---------- LISTED ENTRIES ----------

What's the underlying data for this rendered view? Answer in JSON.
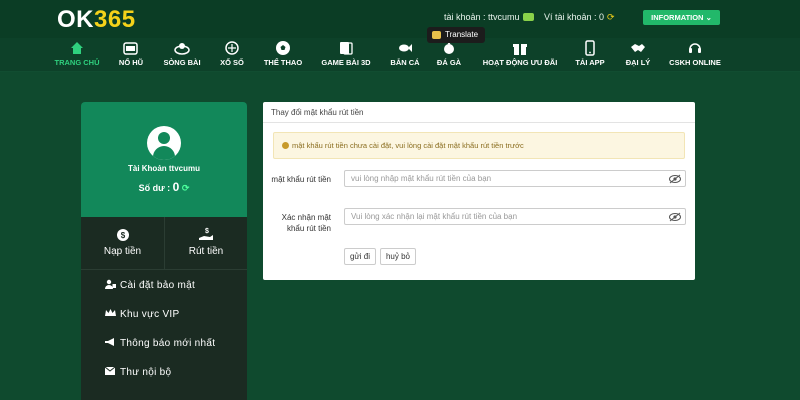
{
  "header": {
    "logo_text": "OK",
    "logo_num": "365",
    "account_label": "tài khoản : ttvcumu",
    "wallet_label": "Ví tài khoản : 0",
    "info_button": "INFORMATION",
    "translate_tooltip": "Translate"
  },
  "nav": {
    "items": [
      {
        "label": "TRANG CHỦ",
        "icon": "home-icon",
        "active": true
      },
      {
        "label": "NỔ HŨ",
        "icon": "slot-icon"
      },
      {
        "label": "SÒNG BÀI",
        "icon": "casino-icon"
      },
      {
        "label": "XỔ SỐ",
        "icon": "lottery-icon"
      },
      {
        "label": "THỂ THAO",
        "icon": "soccer-icon"
      },
      {
        "label": "GAME BÀI 3D",
        "icon": "cards-icon"
      },
      {
        "label": "BẮN CÁ",
        "icon": "fish-icon"
      },
      {
        "label": "ĐÁ GÀ",
        "icon": "rooster-icon"
      },
      {
        "label": "HOẠT ĐỘNG ƯU ĐÃI",
        "icon": "gift-icon"
      },
      {
        "label": "TẢI APP",
        "icon": "phone-icon"
      },
      {
        "label": "ĐẠI LÝ",
        "icon": "handshake-icon"
      },
      {
        "label": "CSKH ONLINE",
        "icon": "headset-icon"
      }
    ]
  },
  "profile": {
    "account_name": "Tài Khoản ttvcumu",
    "balance_label": "Số dư :",
    "balance_value": "0"
  },
  "actions": {
    "deposit": "Nạp tiền",
    "withdraw": "Rút tiền"
  },
  "menu": {
    "items": [
      {
        "label": "Cài đặt bảo mật",
        "icon": "user-lock-icon"
      },
      {
        "label": "Khu vực VIP",
        "icon": "crown-icon"
      },
      {
        "label": "Thông báo mới nhất",
        "icon": "megaphone-icon"
      },
      {
        "label": "Thư nội bộ",
        "icon": "envelope-icon"
      }
    ]
  },
  "form": {
    "title": "Thay đổi mật khẩu rút tiền",
    "alert": "mật khẩu rút tiền chưa cài đặt, vui lòng cài đặt mật khẩu rút tiền trước",
    "password_label": "mật khẩu rút tiền",
    "password_placeholder": "vui lòng nhập mật khẩu rút tiền của bạn",
    "confirm_label": "Xác nhận mật khẩu rút tiền",
    "confirm_placeholder": "Vui lòng xác nhận lại mật khẩu rút tiền của bạn",
    "submit": "gửi đi",
    "cancel": "huỷ bỏ"
  },
  "colors": {
    "page_bg": "#0f4a2e",
    "header_bg": "#0b3d25",
    "accent": "#22b86a",
    "active_nav": "#2fd07e",
    "logo_accent": "#f5d21a",
    "profile_bg": "#12885a",
    "menu_bg": "#1b2b22"
  }
}
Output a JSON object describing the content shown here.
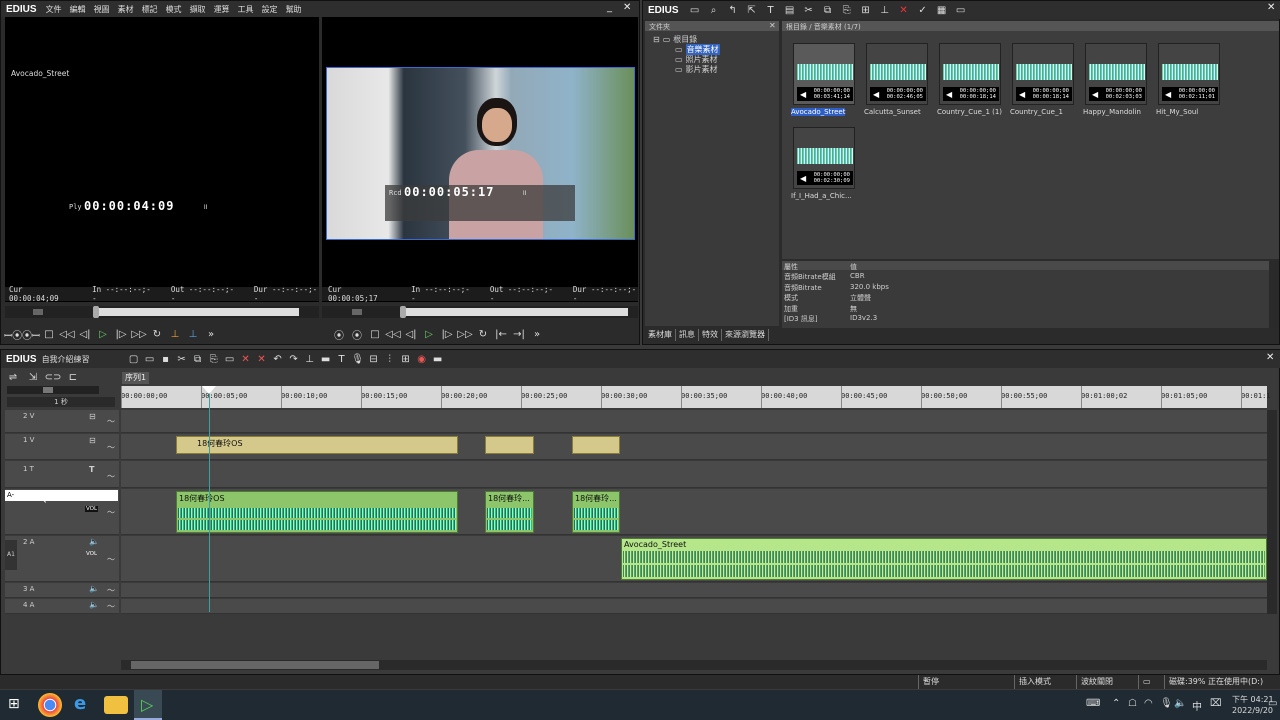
{
  "app": {
    "logo": "EDIUS"
  },
  "menu": [
    "文件",
    "編輯",
    "視圖",
    "素材",
    "標記",
    "模式",
    "擷取",
    "運算",
    "工具",
    "設定",
    "幫助"
  ],
  "player": {
    "label": "Avocado_Street",
    "timecode_prefix": "Ply",
    "timecode": "00:00:04:09",
    "cur": "Cur 00:00:04;09",
    "in": "In --:--:--;--",
    "out": "Out --:--:--;--",
    "dur": "Dur --:--:--;--"
  },
  "recorder": {
    "timecode_prefix": "Rcd",
    "timecode": "00:00:05:17",
    "cur": "Cur 00:00:05;17",
    "in": "In --:--:--;--",
    "out": "Out --:--:--;--",
    "dur": "Dur --:--:--;--"
  },
  "bin": {
    "logo": "EDIUS",
    "folder_title": "文件夾",
    "tree": [
      "根目錄",
      "音樂素材",
      "照片素材",
      "影片素材"
    ],
    "path": "根目錄 / 音樂素材 (1/7)",
    "clips": [
      {
        "name": "Avocado_Street",
        "dur1": "00:00:00;00",
        "dur2": "00:03:41;14"
      },
      {
        "name": "Calcutta_Sunset",
        "dur1": "00:00:00;00",
        "dur2": "00:02:46;05"
      },
      {
        "name": "Country_Cue_1 (1)",
        "dur1": "00:00:00;00",
        "dur2": "00:00:18;14"
      },
      {
        "name": "Country_Cue_1",
        "dur1": "00:00:00;00",
        "dur2": "00:00:18;14"
      },
      {
        "name": "Happy_Mandolin",
        "dur1": "00:00:00;00",
        "dur2": "00:02:03;03"
      },
      {
        "name": "Hit_My_Soul",
        "dur1": "00:00:00;00",
        "dur2": "00:02:11;01"
      },
      {
        "name": "If_I_Had_a_Chic...",
        "dur1": "00:00:00;00",
        "dur2": "00:02:30;09"
      }
    ],
    "props_header": [
      "屬性",
      "值"
    ],
    "props": [
      [
        "音頻Bitrate模組",
        "CBR"
      ],
      [
        "音頻Bitrate",
        "320.0 kbps"
      ],
      [
        "模式",
        "立體聲"
      ],
      [
        "加重",
        "無"
      ],
      [
        "[ID3 訊息]",
        "ID3v2.3"
      ]
    ],
    "tabs": [
      "素材庫",
      "訊息",
      "特效",
      "來源瀏覽器"
    ]
  },
  "timeline": {
    "logo": "EDIUS",
    "project": "自我介紹練習",
    "sequence_tab": "序列1",
    "scale": "1 秒",
    "ruler": [
      "00:00:00;00",
      "00:00:05;00",
      "00:00:10;00",
      "00:00:15;00",
      "00:00:20;00",
      "00:00:25;00",
      "00:00:30;00",
      "00:00:35;00",
      "00:00:40;00",
      "00:00:45;00",
      "00:00:50;00",
      "00:00:55;00",
      "00:01:00;02",
      "00:01:05;00",
      "00:01:1"
    ],
    "tracks": {
      "t2v": "2 V",
      "t1v": "1 V",
      "t1t": "1 T",
      "ta": "A-",
      "t2a": "2 A",
      "t3a": "3 A",
      "t4a": "4 A",
      "vol": "VOL"
    },
    "clips": {
      "v1": "18何春玲OS",
      "a1a": "18何春玲OS",
      "a1b": "18何春玲...",
      "a1c": "18何春玲...",
      "a2": "Avocado_Street"
    }
  },
  "status": {
    "state": "暫停",
    "mode": "插入模式",
    "ripple": "波紋關閉",
    "disk": "磁碟:39% 正在使用中(D:)"
  },
  "taskbar": {
    "ime": "中",
    "time": "下午 04:21",
    "date": "2022/9/20"
  }
}
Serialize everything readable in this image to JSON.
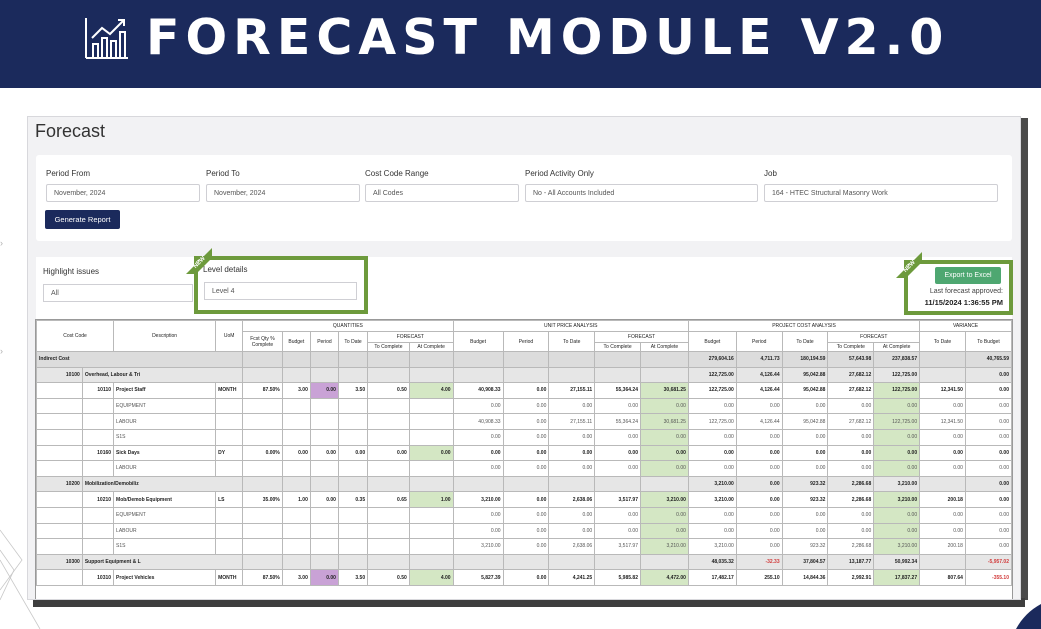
{
  "banner": {
    "title": "FORECAST MODULE V2.0",
    "icon": "chart-icon"
  },
  "page": {
    "title": "Forecast"
  },
  "filters": {
    "period_from": {
      "label": "Period From",
      "value": "November, 2024"
    },
    "period_to": {
      "label": "Period To",
      "value": "November, 2024"
    },
    "cost_code_range": {
      "label": "Cost Code Range",
      "value": "All Codes"
    },
    "period_activity": {
      "label": "Period Activity Only",
      "value": "No - All Accounts Included"
    },
    "job": {
      "label": "Job",
      "value": "164 - HTEC Structural Masonry Work"
    },
    "generate_label": "Generate Report"
  },
  "highlight": {
    "label": "Highlight issues",
    "value": "All"
  },
  "level": {
    "label": "Level details",
    "value": "Level 4"
  },
  "new_tag": "NEW",
  "export": {
    "label": "Export to Excel",
    "approved_label": "Last forecast approved:",
    "approved_value": "11/15/2024 1:36:55 PM"
  },
  "colors": {
    "navy": "#1b2a5c",
    "green_frame": "#6d9a3c",
    "excel_green": "#4ea771",
    "purple": "#c9a2d6",
    "light_green": "#d4e7c4"
  },
  "grid": {
    "groups": [
      "QUANTITIES",
      "UNIT PRICE ANALYSIS",
      "PROJECT COST ANALYSIS",
      "VARIANCE"
    ],
    "forecast_label": "FORECAST",
    "head": {
      "cost_code": "Cost Code",
      "description": "Description",
      "uom": "UoM",
      "fcst_qty": "Fcst Qty % Complete",
      "budget": "Budget",
      "period": "Period",
      "to_date": "To Date",
      "to_complete": "To Complete",
      "at_complete": "At Complete",
      "to_budget": "To Budget"
    },
    "rows": [
      {
        "type": "group",
        "code": "Indirect Cost",
        "desc": "",
        "uom": "",
        "q": [
          "",
          "",
          "",
          "",
          "",
          ""
        ],
        "u": [
          "",
          "",
          "",
          "",
          ""
        ],
        "p": [
          "279,604.16",
          "4,711.73",
          "180,194.59",
          "57,643.98",
          "237,838.57"
        ],
        "v": [
          "",
          "40,765.59"
        ]
      },
      {
        "type": "sub",
        "code": "10100",
        "desc": "Overhead, Labour & Tri",
        "uom": "",
        "q": [
          "",
          "",
          "",
          "",
          "",
          ""
        ],
        "u": [
          "",
          "",
          "",
          "",
          ""
        ],
        "p": [
          "122,725.00",
          "4,126.44",
          "95,042.88",
          "27,682.12",
          "122,725.00"
        ],
        "v": [
          "",
          "0.00"
        ]
      },
      {
        "type": "item",
        "code": "10110",
        "desc": "Project Staff",
        "uom": "MONTH",
        "q": [
          "87.50%",
          "3.00",
          "0.00",
          "3.50",
          "0.50",
          "4.00"
        ],
        "u": [
          "40,908.33",
          "0.00",
          "27,155.11",
          "55,364.24",
          "30,681.25"
        ],
        "p": [
          "122,725.00",
          "4,126.44",
          "95,042.88",
          "27,682.12",
          "122,725.00"
        ],
        "v": [
          "12,341.50",
          "0.00"
        ]
      },
      {
        "type": "res",
        "code": "",
        "desc": "EQUIPMENT",
        "uom": "",
        "q": [
          "",
          "",
          "",
          "",
          "",
          ""
        ],
        "u": [
          "0.00",
          "0.00",
          "0.00",
          "0.00",
          "0.00"
        ],
        "p": [
          "0.00",
          "0.00",
          "0.00",
          "0.00",
          "0.00"
        ],
        "v": [
          "0.00",
          "0.00"
        ]
      },
      {
        "type": "res",
        "code": "",
        "desc": "LABOUR",
        "uom": "",
        "q": [
          "",
          "",
          "",
          "",
          "",
          ""
        ],
        "u": [
          "40,908.33",
          "0.00",
          "27,155.11",
          "55,364.24",
          "30,681.25"
        ],
        "p": [
          "122,725.00",
          "4,126.44",
          "95,042.88",
          "27,682.12",
          "122,725.00"
        ],
        "v": [
          "12,341.50",
          "0.00"
        ]
      },
      {
        "type": "res",
        "code": "",
        "desc": "S1S",
        "uom": "",
        "q": [
          "",
          "",
          "",
          "",
          "",
          ""
        ],
        "u": [
          "0.00",
          "0.00",
          "0.00",
          "0.00",
          "0.00"
        ],
        "p": [
          "0.00",
          "0.00",
          "0.00",
          "0.00",
          "0.00"
        ],
        "v": [
          "0.00",
          "0.00"
        ]
      },
      {
        "type": "item",
        "code": "10160",
        "desc": "Sick Days",
        "uom": "DY",
        "q": [
          "0.00%",
          "0.00",
          "0.00",
          "0.00",
          "0.00",
          "0.00"
        ],
        "u": [
          "0.00",
          "0.00",
          "0.00",
          "0.00",
          "0.00"
        ],
        "p": [
          "0.00",
          "0.00",
          "0.00",
          "0.00",
          "0.00"
        ],
        "v": [
          "0.00",
          "0.00"
        ]
      },
      {
        "type": "res",
        "code": "",
        "desc": "LABOUR",
        "uom": "",
        "q": [
          "",
          "",
          "",
          "",
          "",
          ""
        ],
        "u": [
          "0.00",
          "0.00",
          "0.00",
          "0.00",
          "0.00"
        ],
        "p": [
          "0.00",
          "0.00",
          "0.00",
          "0.00",
          "0.00"
        ],
        "v": [
          "0.00",
          "0.00"
        ]
      },
      {
        "type": "sub",
        "code": "10200",
        "desc": "Mobilization/Demobiliz",
        "uom": "",
        "q": [
          "",
          "",
          "",
          "",
          "",
          ""
        ],
        "u": [
          "",
          "",
          "",
          "",
          ""
        ],
        "p": [
          "3,210.00",
          "0.00",
          "923.32",
          "2,286.68",
          "3,210.00"
        ],
        "v": [
          "",
          "0.00"
        ]
      },
      {
        "type": "item",
        "code": "10210",
        "desc": "Mob/Demob Equipment",
        "uom": "LS",
        "q": [
          "35.00%",
          "1.00",
          "0.00",
          "0.35",
          "0.65",
          "1.00"
        ],
        "u": [
          "3,210.00",
          "0.00",
          "2,638.06",
          "3,517.97",
          "3,210.00"
        ],
        "p": [
          "3,210.00",
          "0.00",
          "923.32",
          "2,286.68",
          "3,210.00"
        ],
        "v": [
          "200.18",
          "0.00"
        ]
      },
      {
        "type": "res",
        "code": "",
        "desc": "EQUIPMENT",
        "uom": "",
        "q": [
          "",
          "",
          "",
          "",
          "",
          ""
        ],
        "u": [
          "0.00",
          "0.00",
          "0.00",
          "0.00",
          "0.00"
        ],
        "p": [
          "0.00",
          "0.00",
          "0.00",
          "0.00",
          "0.00"
        ],
        "v": [
          "0.00",
          "0.00"
        ]
      },
      {
        "type": "res",
        "code": "",
        "desc": "LABOUR",
        "uom": "",
        "q": [
          "",
          "",
          "",
          "",
          "",
          ""
        ],
        "u": [
          "0.00",
          "0.00",
          "0.00",
          "0.00",
          "0.00"
        ],
        "p": [
          "0.00",
          "0.00",
          "0.00",
          "0.00",
          "0.00"
        ],
        "v": [
          "0.00",
          "0.00"
        ]
      },
      {
        "type": "res",
        "code": "",
        "desc": "S1S",
        "uom": "",
        "q": [
          "",
          "",
          "",
          "",
          "",
          ""
        ],
        "u": [
          "3,210.00",
          "0.00",
          "2,638.06",
          "3,517.97",
          "3,210.00"
        ],
        "p": [
          "3,210.00",
          "0.00",
          "923.32",
          "2,286.68",
          "3,210.00"
        ],
        "v": [
          "200.18",
          "0.00"
        ]
      },
      {
        "type": "sub",
        "code": "10300",
        "desc": "Support Equipment & L",
        "uom": "",
        "q": [
          "",
          "",
          "",
          "",
          "",
          ""
        ],
        "u": [
          "",
          "",
          "",
          "",
          ""
        ],
        "p": [
          "48,035.32",
          "-32.33",
          "37,804.57",
          "13,187.77",
          "50,992.34"
        ],
        "v": [
          "",
          "-5,957.02"
        ]
      },
      {
        "type": "item",
        "code": "10310",
        "desc": "Project Vehicles",
        "uom": "MONTH",
        "q": [
          "87.50%",
          "3.00",
          "0.00",
          "3.50",
          "0.50",
          "4.00"
        ],
        "u": [
          "5,827.39",
          "0.00",
          "4,241.25",
          "5,985.82",
          "4,472.00"
        ],
        "p": [
          "17,482.17",
          "255.10",
          "14,844.36",
          "2,992.91",
          "17,837.27"
        ],
        "v": [
          "807.64",
          "-355.10"
        ]
      }
    ]
  }
}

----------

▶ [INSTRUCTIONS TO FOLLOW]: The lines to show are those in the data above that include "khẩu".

▶ [ANSWER SPACE]:
    "title": "Thay đổi mật khẩu rút tiền",
    "alert": "mật khẩu rút tiền chưa cài đặt, vui lòng cài đặt mật khẩu rút tiền trước",
    "password_label": "mật khẩu rút tiền",
    "password_placeholder": "vui lòng nhập mật khẩu rút tiền của bạn",
    "confirm_label": "Xác nhận mật khẩu rút tiền",
    "confirm_placeholder": "Vui lòng xác nhận lại mật khẩu rút tiền của bạn",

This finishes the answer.